Task brief: Work through the records below and copy every line that includes "series".

-*-*-

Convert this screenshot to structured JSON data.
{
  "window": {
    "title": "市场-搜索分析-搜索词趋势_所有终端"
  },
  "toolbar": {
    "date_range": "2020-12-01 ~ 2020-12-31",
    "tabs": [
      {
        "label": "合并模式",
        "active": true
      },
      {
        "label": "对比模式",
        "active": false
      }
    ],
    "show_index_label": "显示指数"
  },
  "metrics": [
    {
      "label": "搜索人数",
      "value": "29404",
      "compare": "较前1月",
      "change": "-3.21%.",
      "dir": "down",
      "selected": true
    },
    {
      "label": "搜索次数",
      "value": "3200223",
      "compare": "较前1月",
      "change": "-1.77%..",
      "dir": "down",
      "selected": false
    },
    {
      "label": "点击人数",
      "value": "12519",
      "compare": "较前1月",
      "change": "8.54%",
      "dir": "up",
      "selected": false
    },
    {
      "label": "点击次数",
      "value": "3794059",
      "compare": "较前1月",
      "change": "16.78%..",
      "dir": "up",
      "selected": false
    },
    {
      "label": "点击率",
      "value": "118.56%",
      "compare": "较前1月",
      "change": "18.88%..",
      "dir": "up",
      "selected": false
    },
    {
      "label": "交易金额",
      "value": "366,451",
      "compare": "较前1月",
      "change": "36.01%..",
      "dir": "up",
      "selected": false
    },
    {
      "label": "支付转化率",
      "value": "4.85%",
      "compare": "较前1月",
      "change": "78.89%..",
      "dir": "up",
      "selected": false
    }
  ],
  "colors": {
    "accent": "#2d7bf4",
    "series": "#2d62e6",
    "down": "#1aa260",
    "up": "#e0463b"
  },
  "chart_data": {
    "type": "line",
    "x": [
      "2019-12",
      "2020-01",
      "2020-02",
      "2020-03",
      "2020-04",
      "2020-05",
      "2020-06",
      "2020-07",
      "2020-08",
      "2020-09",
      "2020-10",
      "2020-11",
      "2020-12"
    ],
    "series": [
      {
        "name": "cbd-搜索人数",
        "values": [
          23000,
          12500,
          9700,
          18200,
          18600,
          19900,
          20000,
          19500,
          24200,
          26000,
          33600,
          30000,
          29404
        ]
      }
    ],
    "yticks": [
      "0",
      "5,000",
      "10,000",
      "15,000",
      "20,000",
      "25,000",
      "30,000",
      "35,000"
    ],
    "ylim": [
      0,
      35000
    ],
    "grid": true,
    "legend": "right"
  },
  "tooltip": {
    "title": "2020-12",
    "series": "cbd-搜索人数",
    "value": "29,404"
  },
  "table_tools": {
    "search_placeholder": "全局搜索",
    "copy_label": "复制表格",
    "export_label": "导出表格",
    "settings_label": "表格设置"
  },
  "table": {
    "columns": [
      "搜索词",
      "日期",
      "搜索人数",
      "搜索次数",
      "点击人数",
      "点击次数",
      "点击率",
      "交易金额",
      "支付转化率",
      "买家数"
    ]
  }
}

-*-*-

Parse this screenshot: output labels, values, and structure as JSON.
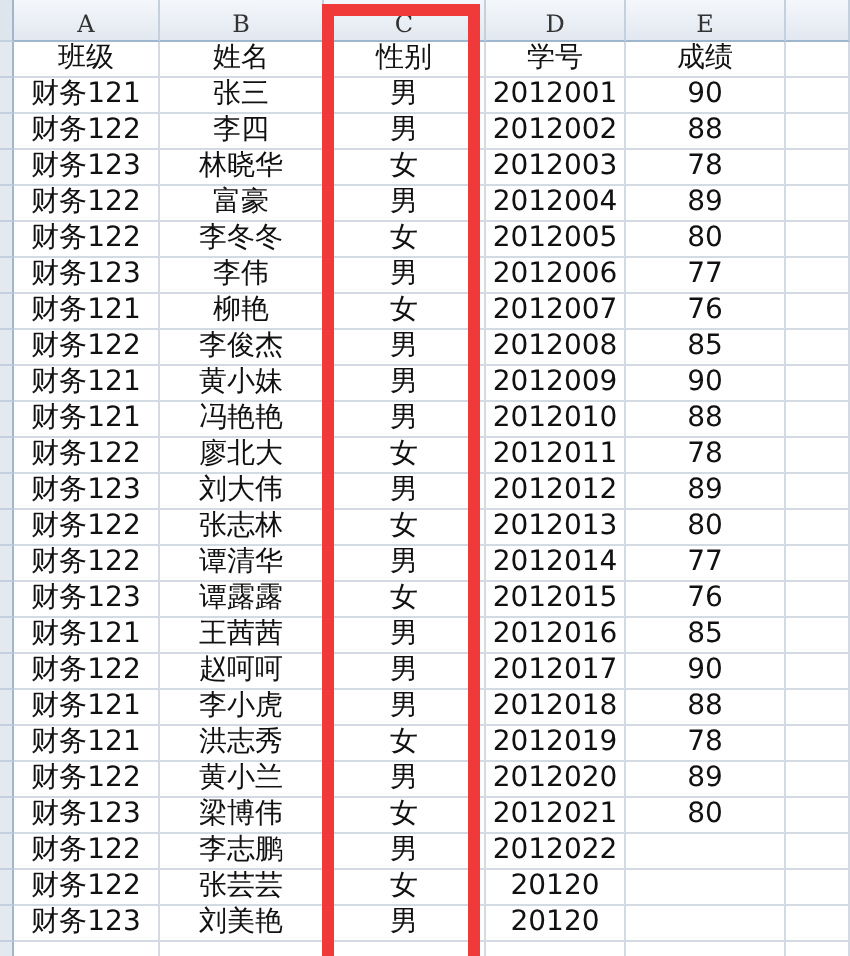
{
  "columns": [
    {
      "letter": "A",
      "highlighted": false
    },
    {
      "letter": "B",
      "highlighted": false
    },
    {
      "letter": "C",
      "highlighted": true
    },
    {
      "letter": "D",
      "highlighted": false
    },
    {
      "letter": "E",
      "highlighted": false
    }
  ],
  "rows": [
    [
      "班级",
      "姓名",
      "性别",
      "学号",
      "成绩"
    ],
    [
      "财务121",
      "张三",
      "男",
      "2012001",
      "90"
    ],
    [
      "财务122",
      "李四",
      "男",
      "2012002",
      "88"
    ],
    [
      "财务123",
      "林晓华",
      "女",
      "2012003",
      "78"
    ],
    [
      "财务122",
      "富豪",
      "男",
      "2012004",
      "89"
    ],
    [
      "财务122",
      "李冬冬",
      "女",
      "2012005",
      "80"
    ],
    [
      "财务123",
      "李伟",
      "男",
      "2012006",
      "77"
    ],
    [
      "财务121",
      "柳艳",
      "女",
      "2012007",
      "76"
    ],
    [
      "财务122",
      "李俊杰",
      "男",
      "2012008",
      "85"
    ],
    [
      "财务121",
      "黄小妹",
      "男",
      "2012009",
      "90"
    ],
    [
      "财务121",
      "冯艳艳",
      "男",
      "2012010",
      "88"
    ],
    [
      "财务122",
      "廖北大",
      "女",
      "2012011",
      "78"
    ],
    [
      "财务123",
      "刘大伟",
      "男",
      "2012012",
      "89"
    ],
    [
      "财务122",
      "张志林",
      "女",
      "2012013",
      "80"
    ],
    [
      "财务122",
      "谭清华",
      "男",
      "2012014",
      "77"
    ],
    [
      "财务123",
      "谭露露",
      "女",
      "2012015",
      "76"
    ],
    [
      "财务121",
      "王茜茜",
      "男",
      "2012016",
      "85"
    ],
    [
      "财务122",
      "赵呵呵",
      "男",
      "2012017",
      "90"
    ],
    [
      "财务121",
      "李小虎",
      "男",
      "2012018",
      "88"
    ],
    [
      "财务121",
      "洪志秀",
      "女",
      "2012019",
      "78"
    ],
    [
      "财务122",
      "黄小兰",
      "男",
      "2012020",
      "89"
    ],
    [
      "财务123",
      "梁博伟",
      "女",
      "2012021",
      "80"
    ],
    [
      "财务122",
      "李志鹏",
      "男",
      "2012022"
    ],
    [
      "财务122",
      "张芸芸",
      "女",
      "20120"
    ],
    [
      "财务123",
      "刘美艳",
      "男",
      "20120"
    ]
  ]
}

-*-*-

Output for this exercise:
    "series": "#2d62e6",
    "series": [
    "series": "cbd-搜索人数",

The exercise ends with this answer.